Steve Bucknor, who stepped down as International Cricket Council's Elite Panel umpire on Sunday, urged cricket's governing body to take the right of video referrals away from players and hand them to umpires.
"It is my opinion that it is the umpires on the field, they're the ones who should be asking these questions," said the 62-year-old who quit umpiring after the end of the third Test between Australia and South Africa in Cape Town.
The West Indian believes umpires know instinctively when a decision needs to be referred to the third umpire.
"Not the batsman, not the bowler. We know when the decisions are tough and marginal. We just know. I believe we are the ones who should be going up there to say, 'Third umpire, have a look at this, it is marginal'," said Bucknor, who stood down after 128 Tests.
"Because in these times, in these games, when a team has used its two referrals, they have no more but the umpires still can make mistakes. These mistakes could be costly. I have nothing against the experiments but we know when the decisions are tight," he told 'The Age'.
"And rather than having a team not capitalising on a fair decision because they have used all their referrals, I hope that later on it should be the umpires asking rather than the players," said Bucknor, who dropped on his knees and prayed mid-pitch after the Test match ended.
"I was giving thanks. I'm a believer and I said, 'Thank you, Lord, you have taken me through, and it all seems to have gone well'," said Bucknor, who was given a guard of honour by Australian and South African players after bringing an end to his 20-year tenure.
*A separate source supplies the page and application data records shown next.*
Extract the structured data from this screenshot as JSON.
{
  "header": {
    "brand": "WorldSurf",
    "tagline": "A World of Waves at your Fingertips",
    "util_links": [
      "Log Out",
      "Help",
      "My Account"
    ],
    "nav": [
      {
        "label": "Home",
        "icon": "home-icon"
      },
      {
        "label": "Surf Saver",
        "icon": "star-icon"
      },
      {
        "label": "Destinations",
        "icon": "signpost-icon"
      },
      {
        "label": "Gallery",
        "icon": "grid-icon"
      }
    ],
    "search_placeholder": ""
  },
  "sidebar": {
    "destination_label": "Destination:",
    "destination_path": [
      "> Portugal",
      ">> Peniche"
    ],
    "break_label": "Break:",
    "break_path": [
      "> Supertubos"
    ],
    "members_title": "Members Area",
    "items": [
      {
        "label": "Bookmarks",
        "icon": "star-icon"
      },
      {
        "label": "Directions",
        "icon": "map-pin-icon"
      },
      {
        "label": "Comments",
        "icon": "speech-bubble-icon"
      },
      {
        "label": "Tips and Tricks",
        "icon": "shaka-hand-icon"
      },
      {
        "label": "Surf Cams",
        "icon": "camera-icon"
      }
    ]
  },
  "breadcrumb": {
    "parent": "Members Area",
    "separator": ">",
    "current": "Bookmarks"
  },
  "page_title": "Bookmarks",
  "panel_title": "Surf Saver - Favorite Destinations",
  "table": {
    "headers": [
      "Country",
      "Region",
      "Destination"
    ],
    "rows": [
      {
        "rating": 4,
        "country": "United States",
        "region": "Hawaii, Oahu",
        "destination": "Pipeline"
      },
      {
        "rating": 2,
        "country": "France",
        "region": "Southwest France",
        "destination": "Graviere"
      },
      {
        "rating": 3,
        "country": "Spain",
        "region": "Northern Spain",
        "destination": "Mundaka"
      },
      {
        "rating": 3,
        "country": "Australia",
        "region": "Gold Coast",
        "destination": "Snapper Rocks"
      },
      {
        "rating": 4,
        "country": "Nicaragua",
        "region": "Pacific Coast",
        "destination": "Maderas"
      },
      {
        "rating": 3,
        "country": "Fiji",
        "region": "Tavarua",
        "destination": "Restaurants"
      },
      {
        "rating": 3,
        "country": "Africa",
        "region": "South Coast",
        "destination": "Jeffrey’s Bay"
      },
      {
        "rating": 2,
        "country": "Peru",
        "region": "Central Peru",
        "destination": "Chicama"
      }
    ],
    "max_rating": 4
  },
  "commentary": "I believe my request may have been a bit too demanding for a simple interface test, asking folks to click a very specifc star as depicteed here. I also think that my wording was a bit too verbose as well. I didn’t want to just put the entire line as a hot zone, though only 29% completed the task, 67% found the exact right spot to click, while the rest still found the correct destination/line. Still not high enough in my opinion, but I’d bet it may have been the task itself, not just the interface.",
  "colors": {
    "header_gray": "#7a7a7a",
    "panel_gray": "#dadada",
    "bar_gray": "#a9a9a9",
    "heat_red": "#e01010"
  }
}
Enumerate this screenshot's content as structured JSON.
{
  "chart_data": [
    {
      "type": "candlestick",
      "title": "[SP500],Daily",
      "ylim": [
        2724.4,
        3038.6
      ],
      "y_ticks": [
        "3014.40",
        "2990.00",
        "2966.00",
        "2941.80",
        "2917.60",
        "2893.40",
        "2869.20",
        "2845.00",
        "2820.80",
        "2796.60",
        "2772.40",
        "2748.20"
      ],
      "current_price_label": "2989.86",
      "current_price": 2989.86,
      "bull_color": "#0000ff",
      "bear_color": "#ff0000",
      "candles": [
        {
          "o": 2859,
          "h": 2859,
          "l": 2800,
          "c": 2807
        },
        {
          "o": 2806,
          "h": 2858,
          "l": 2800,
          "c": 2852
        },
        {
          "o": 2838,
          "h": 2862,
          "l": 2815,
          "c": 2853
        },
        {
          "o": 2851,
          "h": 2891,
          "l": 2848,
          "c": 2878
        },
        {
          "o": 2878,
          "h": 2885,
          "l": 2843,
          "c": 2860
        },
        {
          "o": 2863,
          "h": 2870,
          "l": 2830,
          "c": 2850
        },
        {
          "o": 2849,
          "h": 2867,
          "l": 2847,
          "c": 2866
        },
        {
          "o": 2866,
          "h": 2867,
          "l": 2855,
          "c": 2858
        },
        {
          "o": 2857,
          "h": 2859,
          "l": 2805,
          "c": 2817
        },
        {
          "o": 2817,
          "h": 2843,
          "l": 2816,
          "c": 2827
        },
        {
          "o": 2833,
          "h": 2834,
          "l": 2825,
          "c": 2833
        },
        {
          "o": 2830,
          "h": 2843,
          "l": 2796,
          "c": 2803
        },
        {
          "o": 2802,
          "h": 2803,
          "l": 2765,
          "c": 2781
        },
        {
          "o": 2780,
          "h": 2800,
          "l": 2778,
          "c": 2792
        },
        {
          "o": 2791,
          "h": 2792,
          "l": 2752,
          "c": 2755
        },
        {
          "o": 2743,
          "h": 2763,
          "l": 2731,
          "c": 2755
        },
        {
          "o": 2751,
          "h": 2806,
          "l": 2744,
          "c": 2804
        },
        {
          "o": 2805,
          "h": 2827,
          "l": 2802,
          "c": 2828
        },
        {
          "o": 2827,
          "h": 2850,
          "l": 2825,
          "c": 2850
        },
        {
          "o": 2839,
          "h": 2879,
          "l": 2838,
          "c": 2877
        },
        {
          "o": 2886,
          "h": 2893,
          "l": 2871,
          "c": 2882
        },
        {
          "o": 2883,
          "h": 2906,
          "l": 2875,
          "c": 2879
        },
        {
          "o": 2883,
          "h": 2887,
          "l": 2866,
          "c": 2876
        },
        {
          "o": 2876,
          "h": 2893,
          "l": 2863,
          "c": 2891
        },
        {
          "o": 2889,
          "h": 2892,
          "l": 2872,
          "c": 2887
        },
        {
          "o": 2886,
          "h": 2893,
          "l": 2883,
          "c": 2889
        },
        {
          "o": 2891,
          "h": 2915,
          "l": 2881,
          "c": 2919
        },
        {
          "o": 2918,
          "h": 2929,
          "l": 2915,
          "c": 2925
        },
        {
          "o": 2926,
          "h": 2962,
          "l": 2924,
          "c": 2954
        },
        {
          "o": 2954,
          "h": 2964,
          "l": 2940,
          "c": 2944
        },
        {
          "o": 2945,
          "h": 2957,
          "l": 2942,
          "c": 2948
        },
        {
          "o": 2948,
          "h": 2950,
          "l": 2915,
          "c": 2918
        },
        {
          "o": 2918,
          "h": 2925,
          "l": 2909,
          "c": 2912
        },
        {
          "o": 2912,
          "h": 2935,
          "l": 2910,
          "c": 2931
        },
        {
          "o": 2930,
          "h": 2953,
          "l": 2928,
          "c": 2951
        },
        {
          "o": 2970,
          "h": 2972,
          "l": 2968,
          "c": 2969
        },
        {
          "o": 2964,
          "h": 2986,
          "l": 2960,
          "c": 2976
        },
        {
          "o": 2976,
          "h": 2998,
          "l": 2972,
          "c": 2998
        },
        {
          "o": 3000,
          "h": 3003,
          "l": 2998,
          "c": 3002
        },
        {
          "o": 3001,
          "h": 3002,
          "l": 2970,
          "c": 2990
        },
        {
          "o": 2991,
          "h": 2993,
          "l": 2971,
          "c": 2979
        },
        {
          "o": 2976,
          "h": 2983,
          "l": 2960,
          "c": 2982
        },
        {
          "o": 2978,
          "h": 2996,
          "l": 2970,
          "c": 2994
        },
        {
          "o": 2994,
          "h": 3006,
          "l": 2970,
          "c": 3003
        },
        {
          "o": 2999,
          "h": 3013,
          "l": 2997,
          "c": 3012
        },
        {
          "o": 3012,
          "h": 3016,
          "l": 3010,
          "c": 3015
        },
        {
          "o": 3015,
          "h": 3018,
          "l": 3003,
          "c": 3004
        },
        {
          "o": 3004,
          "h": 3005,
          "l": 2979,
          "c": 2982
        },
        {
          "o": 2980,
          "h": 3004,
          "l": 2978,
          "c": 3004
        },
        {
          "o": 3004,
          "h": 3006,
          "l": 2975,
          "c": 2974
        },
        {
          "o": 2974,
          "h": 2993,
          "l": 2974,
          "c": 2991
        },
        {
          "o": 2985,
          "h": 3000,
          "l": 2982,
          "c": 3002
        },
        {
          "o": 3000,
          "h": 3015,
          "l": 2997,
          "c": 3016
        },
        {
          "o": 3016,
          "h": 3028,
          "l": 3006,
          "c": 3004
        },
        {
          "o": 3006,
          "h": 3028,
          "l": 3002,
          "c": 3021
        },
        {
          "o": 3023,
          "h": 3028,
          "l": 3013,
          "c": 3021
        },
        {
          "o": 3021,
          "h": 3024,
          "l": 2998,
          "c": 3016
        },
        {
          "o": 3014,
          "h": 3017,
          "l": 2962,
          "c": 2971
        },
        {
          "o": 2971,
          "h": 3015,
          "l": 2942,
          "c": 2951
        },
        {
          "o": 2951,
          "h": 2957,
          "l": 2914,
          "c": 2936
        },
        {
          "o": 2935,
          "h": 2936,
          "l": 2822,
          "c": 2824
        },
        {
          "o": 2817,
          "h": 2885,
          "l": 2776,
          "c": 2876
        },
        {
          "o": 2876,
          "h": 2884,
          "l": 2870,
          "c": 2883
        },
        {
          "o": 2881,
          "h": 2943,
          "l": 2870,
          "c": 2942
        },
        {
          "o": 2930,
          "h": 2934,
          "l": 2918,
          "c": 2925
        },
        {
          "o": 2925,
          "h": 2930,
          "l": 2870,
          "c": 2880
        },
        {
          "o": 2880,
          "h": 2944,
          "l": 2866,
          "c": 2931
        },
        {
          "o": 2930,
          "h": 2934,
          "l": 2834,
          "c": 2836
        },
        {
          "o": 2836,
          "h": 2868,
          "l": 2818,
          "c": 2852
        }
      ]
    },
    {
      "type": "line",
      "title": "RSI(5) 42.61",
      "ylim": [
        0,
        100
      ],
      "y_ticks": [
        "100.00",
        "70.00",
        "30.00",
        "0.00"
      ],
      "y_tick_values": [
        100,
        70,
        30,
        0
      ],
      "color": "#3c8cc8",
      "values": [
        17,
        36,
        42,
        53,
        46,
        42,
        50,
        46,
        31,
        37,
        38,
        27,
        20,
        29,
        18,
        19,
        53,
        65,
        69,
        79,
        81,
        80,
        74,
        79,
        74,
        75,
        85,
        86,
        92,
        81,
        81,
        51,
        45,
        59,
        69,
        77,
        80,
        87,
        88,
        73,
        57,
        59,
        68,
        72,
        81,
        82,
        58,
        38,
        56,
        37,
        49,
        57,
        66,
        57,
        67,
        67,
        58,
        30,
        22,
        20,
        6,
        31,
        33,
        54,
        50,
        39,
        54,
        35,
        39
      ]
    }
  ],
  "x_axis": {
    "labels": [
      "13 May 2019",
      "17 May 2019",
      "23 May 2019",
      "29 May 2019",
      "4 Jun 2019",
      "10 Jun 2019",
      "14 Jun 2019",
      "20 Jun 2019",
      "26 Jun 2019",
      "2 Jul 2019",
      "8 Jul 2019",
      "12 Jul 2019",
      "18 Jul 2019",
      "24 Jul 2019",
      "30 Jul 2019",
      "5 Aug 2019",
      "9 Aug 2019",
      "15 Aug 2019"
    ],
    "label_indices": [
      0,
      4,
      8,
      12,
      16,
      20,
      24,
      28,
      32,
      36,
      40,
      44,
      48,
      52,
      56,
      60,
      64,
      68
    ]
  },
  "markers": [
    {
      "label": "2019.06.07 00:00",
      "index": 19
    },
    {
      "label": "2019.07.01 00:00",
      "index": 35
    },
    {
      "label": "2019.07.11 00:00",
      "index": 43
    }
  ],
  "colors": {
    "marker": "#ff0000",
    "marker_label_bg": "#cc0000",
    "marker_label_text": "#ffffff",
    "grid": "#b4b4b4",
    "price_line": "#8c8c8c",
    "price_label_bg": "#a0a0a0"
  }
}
"The guard of honour was a bit surprising to me. I am not one for these big moments.
"I am more low key than anything else and these surprises — I suppose I understand when they happen and how to react, but it was a big surprise."